**THE RECORDS**.
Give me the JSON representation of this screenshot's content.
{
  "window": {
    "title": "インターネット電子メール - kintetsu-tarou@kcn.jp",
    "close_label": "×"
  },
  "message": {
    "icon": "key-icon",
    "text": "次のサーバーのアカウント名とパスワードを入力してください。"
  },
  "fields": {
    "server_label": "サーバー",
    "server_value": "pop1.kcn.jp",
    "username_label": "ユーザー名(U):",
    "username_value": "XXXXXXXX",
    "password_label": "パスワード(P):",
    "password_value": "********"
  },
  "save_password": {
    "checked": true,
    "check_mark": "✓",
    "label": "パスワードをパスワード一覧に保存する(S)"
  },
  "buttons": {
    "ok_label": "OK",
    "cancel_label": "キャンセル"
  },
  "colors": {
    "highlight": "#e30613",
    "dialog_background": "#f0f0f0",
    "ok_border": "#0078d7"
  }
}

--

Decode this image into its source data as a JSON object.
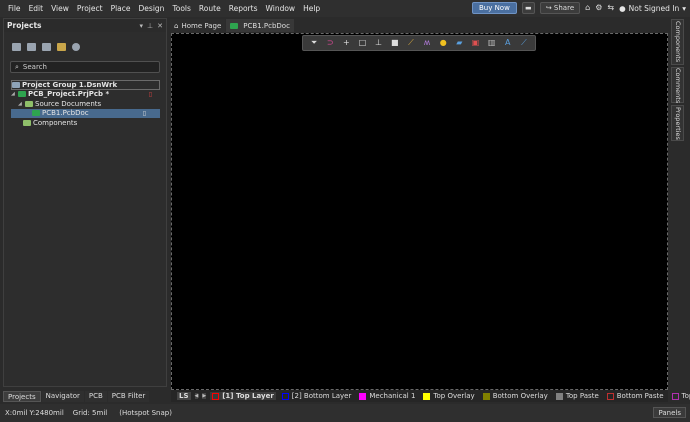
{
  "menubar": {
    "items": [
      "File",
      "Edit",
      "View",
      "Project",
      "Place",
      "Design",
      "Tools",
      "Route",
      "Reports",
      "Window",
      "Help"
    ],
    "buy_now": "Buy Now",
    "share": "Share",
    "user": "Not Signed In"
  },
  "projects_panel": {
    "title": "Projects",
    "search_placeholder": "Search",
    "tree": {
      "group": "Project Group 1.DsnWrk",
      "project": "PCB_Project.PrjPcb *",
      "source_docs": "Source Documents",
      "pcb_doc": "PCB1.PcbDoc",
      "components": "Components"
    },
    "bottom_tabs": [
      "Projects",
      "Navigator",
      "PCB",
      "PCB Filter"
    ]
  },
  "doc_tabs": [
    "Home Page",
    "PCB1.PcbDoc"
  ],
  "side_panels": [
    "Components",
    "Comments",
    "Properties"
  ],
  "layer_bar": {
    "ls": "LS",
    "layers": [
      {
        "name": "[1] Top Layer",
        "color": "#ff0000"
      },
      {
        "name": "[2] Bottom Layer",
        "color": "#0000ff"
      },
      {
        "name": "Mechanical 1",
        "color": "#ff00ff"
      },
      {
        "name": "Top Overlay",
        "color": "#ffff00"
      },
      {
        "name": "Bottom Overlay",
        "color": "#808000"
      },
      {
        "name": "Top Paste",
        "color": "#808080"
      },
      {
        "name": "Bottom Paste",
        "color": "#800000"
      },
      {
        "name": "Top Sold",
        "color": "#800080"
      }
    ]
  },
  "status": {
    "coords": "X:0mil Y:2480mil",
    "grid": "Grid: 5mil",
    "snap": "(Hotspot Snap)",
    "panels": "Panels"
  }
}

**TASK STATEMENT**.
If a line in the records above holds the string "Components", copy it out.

**TASK ANSWER**.
      "components": "Components"
    "Components",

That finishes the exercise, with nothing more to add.